So I use GitHub Copilot to write code now. It’s an AI that can autocomplete 20 lines of code at a time.
It’s hard to think of another tool that has because some popular so fast. GitHub is the main place where people store and share their code, outside big corps, and from their own stats back in February: 46% of all new code of GitHub is written using Copilot. (Oh and 75% of developers feel more fulfilled.)
It’s hard to put my finger on what it feels like, because it doesn’t feel like using autocomplete in my text messages.
- It feels like flying. I skip forwards across realtime when writing with Copilot. Type two lines manually, receive and get the suggestion in spectral text, tab to accept, start typing again…
- OR: it feels like reaching into the future and choosing what to bring back.
It’s perhaps more like the latter description.

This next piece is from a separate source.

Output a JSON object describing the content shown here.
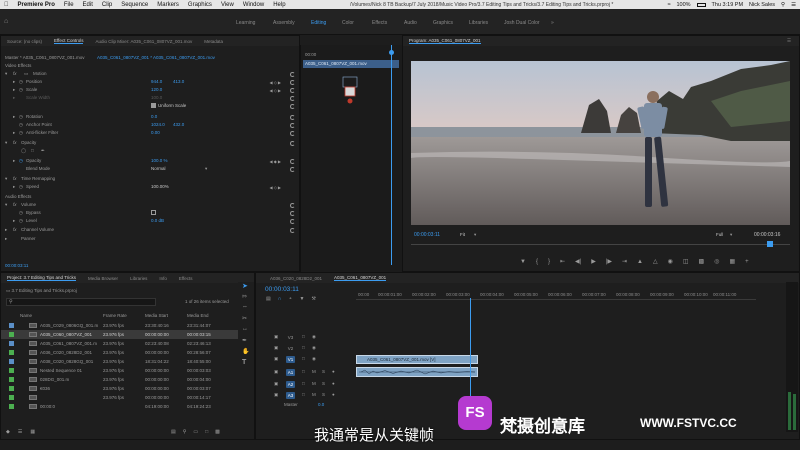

Because, when you use Copilot, you never simply accept the code it gives you.
You write a line or two, then like the Ghost of Christmas Future, Copilot shows you what might happen next – then you respond to that, changing your present action, or grabbing it and editing it.
So maybe a better way of conceptualising the Copilot interface is that I’m simulating possible futures with my prompt then choosing what to actualise.
(Which makes me realise that I’d like an interface to show me many possible futures simultaneously – writing code would feel like flying down branching time tunnels.)
Look: we cross a threshold when computers can do faster than realtime simulation.
I can imagine a wearable device that continuously snapshots the world around you, runs the simulation in fast forward, and pre-emptively warns you about a mugging, or a bike going off course. Call it augmented apprehension.
(Or to fly in new edge-of-chaos ways by bumping off vortices using predictive fluid dynamics.)
And so I’m connecting these three examples because they feel like glimpses of a different type of computing.
Let’s say that an interactive operating system contains within it a “world model” that makes it possible for apps to incorporate the world into their user interface.
- the personal computer OS has a model of what’s in the user’s working memory (the screen) and the user’s focus (the cursor) and therefore apps can be interactive
- the mobile computer OS has a native model of the context of the user (their geographic location) and their communication networks, and therefore we got apps like Google Maps and Facebook
- the spatial computing OS contains a model of the room, and so we’ll get augmented reality
- the future computing OS contains of the model of the future and so all apps will be able to anticipate possible futures and pick over them, faster than realtime, and so… …?
What happens when this functionality is baked into the operating system for all apps to take as a fundamental building block?
I don’t even know. I can’t quite figure it out.